Pictures stay out; print the rest of the listing below exactly as it stands.

BEGIN Source records

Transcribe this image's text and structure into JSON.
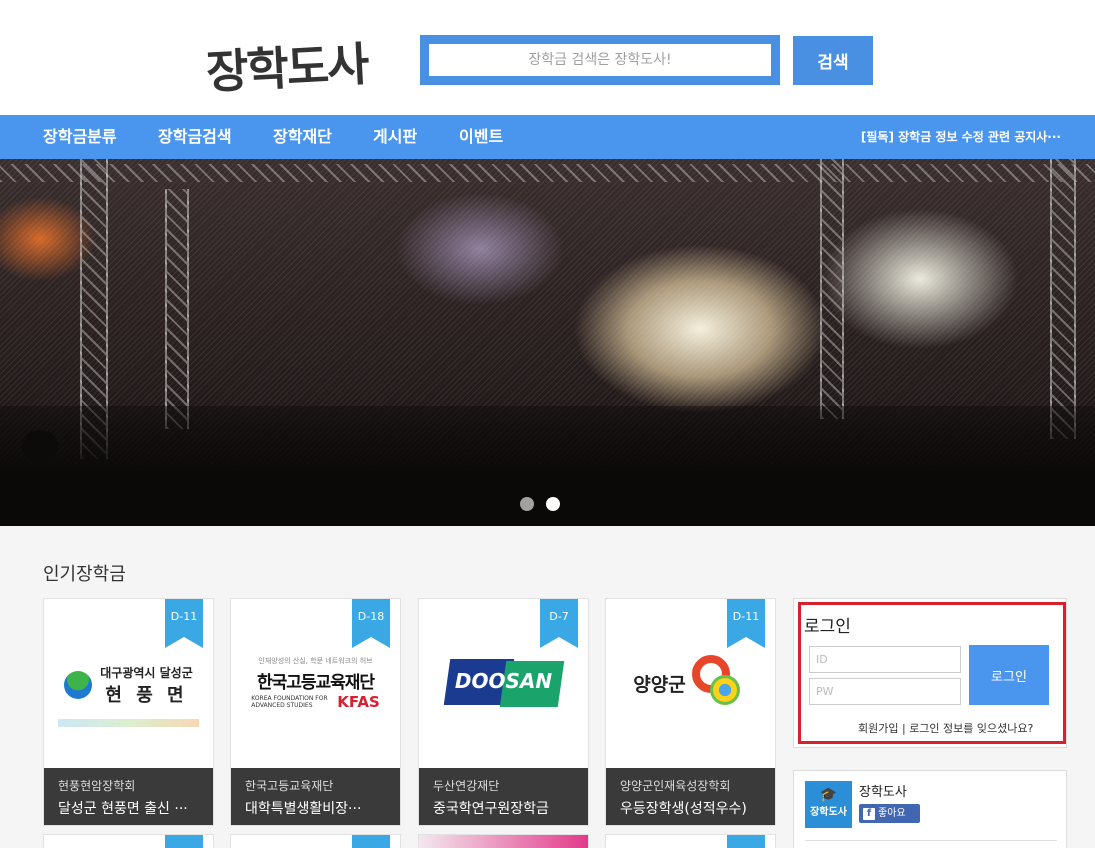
{
  "header": {
    "logo_text": "장학도사",
    "search_placeholder": "장학금 검색은 장학도사!",
    "search_button": "검색"
  },
  "nav": {
    "items": [
      "장학금분류",
      "장학금검색",
      "장학재단",
      "게시판",
      "이벤트"
    ],
    "notice": "[필독] 장학금 정보 수정 관련 공지사···"
  },
  "hero": {
    "slide_count": 2,
    "active_slide": 2
  },
  "popular": {
    "title": "인기장학금",
    "cards": [
      {
        "dday": "D-11",
        "org": "현풍현암장학회",
        "name": "달성군 현풍면 출신 ···",
        "logo_line1": "대구광역시 달성군",
        "logo_line2": "현 풍 면"
      },
      {
        "dday": "D-18",
        "org": "한국고등교육재단",
        "name": "대학특별생활비장···",
        "logo_small": "인재양성의 산실, 학문 네트워크의 허브",
        "logo_main": "한국고등교육재단",
        "logo_en": "KOREA FOUNDATION FOR ADVANCED STUDIES",
        "logo_abbr": "KFAS"
      },
      {
        "dday": "D-7",
        "org": "두산연강재단",
        "name": "중국학연구원장학금",
        "logo_text": "DOOSAN"
      },
      {
        "dday": "D-11",
        "org": "양양군인재육성장학회",
        "name": "우등장학생(성적우수)",
        "logo_text": "양양군"
      }
    ]
  },
  "login": {
    "title": "로그인",
    "id_placeholder": "ID",
    "pw_placeholder": "PW",
    "button": "로그인",
    "signup": "회원가입",
    "separator": " | ",
    "forgot": "로그인 정보를 잊으셨나요?"
  },
  "facebook": {
    "page_name": "장학도사",
    "like_label": "좋아요",
    "logo_text": "장학도사"
  },
  "colors": {
    "brand_blue": "#4a96ee",
    "ribbon_blue": "#3ba8e6",
    "highlight_red": "#d9202e",
    "card_footer": "#3a3a3a"
  }
}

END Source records

■ Answer:
Transcribe this image's text and structure into JSON.
{
  "header": {
    "logo_text": "장학도사",
    "search_placeholder": "장학금 검색은 장학도사!",
    "search_button": "검색"
  },
  "nav": {
    "items": [
      "장학금분류",
      "장학금검색",
      "장학재단",
      "게시판",
      "이벤트"
    ],
    "notice": "[필독] 장학금 정보 수정 관련 공지사···"
  },
  "hero": {
    "slide_count": 2,
    "active_slide": 2
  },
  "popular": {
    "title": "인기장학금",
    "cards": [
      {
        "dday": "D-11",
        "org": "현풍현암장학회",
        "name": "달성군 현풍면 출신 ···",
        "logo_line1": "대구광역시 달성군",
        "logo_line2": "현 풍 면"
      },
      {
        "dday": "D-18",
        "org": "한국고등교육재단",
        "name": "대학특별생활비장···",
        "logo_small": "인재양성의 산실, 학문 네트워크의 허브",
        "logo_main": "한국고등교육재단",
        "logo_en": "KOREA FOUNDATION FOR ADVANCED STUDIES",
        "logo_abbr": "KFAS"
      },
      {
        "dday": "D-7",
        "org": "두산연강재단",
        "name": "중국학연구원장학금",
        "logo_text": "DOOSAN"
      },
      {
        "dday": "D-11",
        "org": "양양군인재육성장학회",
        "name": "우등장학생(성적우수)",
        "logo_text": "양양군"
      }
    ]
  },
  "login": {
    "title": "로그인",
    "id_placeholder": "ID",
    "pw_placeholder": "PW",
    "button": "로그인",
    "signup": "회원가입",
    "separator": " | ",
    "forgot": "로그인 정보를 잊으셨나요?"
  },
  "facebook": {
    "page_name": "장학도사",
    "like_label": "좋아요",
    "logo_text": "장학도사"
  },
  "colors": {
    "brand_blue": "#4a96ee",
    "ribbon_blue": "#3ba8e6",
    "highlight_red": "#d9202e",
    "card_footer": "#3a3a3a"
  }
}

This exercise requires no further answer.